**DATA SHOWN**
============

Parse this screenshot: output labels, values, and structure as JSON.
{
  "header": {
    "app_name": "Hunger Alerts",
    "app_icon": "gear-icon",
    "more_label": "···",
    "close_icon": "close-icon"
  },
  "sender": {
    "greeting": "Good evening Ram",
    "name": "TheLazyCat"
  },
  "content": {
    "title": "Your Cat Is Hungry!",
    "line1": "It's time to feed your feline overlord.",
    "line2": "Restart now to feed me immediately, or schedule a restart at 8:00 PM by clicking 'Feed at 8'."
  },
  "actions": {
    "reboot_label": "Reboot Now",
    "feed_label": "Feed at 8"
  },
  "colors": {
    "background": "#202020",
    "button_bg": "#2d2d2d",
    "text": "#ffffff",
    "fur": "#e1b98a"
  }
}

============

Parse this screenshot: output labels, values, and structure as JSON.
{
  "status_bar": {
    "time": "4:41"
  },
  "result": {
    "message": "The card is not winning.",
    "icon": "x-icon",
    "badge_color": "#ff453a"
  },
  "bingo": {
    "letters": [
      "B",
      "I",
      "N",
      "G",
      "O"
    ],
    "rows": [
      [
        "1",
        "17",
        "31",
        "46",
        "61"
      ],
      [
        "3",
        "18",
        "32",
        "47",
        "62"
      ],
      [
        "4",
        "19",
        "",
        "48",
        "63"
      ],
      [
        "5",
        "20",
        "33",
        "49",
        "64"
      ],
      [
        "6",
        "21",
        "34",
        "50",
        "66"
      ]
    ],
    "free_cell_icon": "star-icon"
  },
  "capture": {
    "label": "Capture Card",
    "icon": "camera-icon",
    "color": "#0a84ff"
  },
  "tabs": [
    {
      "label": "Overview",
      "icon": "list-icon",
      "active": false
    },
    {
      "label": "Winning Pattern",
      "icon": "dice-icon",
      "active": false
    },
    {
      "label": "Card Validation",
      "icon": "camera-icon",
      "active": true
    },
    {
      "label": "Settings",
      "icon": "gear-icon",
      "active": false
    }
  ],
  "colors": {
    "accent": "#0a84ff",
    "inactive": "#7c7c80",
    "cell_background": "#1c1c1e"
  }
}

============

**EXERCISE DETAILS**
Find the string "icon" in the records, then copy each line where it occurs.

**SOLVED EXERCISE**
    "app_icon": "gear-icon",
    "close_icon": "close-icon"
    "icon": "x-icon",
    "free_cell_icon": "star-icon"
    "icon": "camera-icon",
      "icon": "list-icon",
      "icon": "dice-icon",
      "icon": "camera-icon",
      "icon": "gear-icon",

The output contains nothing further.